Soft parenting techniques are ruining children's chances of succeeding in life before they even start school, David Cameron's poverty adviser said today.
In a call for a return for traditional values and 'tough love', former Labour minister Frank Field said: 'We used to set clear boundaries, and we loved children but they also knew what the rules were.'
In a major report for the Prime Minister, he highlights 'horrifying' research showing it is possible to predict whether children will hold down jobs and how successful they will be as adults by the age of two-and-a-half.
He believes the decline in parental standards began in the late 1960s with the 'loss of deference', leaving children increasingly confused about what was acceptable behaviour.
Mr Field also called for marriage and parenting lessons to be introduced in schools. Speaking to the Daily Mail, he said there was clear evidence that two parents are generally more successful than one at bringing up children – and argued that pupils should be taught so in schools.
He pointed out that ethnic minority youngsters often do far better than their white counterparts as their families have retained traditional values.
He said that while most children brought up in poor families stay poor, 'Chinese children from poor families as a group do better than all other non-poor children, except non-poor Chinese children.
'Growing up in an ethnically Chinese family in England is enough to overcome all the disadvantages of being poor.'

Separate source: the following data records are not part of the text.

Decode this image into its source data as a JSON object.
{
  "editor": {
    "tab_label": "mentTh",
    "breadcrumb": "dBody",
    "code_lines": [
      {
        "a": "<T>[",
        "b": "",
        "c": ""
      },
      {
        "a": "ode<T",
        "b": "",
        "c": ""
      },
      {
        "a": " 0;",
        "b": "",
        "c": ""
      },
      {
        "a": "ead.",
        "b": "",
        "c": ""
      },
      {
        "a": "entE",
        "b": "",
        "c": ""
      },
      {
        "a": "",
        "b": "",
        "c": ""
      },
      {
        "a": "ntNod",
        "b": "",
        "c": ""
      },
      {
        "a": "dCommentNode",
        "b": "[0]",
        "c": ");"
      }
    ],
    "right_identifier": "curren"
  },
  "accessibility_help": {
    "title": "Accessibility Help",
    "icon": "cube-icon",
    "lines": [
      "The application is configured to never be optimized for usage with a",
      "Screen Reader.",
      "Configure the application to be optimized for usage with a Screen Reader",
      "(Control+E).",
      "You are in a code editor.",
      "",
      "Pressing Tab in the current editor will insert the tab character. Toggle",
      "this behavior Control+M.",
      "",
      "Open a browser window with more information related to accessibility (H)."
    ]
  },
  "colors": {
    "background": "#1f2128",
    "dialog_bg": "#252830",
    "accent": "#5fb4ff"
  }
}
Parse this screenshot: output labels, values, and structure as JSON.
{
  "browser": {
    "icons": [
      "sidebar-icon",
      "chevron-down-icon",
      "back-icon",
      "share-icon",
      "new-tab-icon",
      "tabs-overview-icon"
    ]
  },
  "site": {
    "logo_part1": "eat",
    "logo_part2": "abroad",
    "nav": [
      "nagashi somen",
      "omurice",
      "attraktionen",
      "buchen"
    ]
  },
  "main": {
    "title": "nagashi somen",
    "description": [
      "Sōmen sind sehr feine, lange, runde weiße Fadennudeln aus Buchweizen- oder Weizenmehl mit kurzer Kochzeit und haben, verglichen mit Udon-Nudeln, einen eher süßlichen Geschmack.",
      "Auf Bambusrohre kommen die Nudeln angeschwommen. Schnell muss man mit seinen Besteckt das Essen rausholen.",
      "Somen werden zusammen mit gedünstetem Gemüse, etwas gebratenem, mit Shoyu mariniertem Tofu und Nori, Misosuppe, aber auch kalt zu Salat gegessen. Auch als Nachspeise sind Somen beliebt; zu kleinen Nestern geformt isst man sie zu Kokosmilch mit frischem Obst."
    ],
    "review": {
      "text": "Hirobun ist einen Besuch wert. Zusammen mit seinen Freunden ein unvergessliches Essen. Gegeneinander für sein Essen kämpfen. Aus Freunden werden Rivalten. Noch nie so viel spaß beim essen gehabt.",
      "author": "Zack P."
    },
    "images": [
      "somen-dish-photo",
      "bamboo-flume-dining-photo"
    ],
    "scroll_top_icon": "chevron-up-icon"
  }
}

The MP criticised Chancellor George Osborne for increasing child tax credits for less well-off children. The £2.5billion cost would have been better spent boosting the work of children's centres to try to improve parenting, Mr Field said.
And he said free nursery care – or even welfare payments – should be withdrawn from problem parents who refused to co-operate.
'We need to rethink,' he said.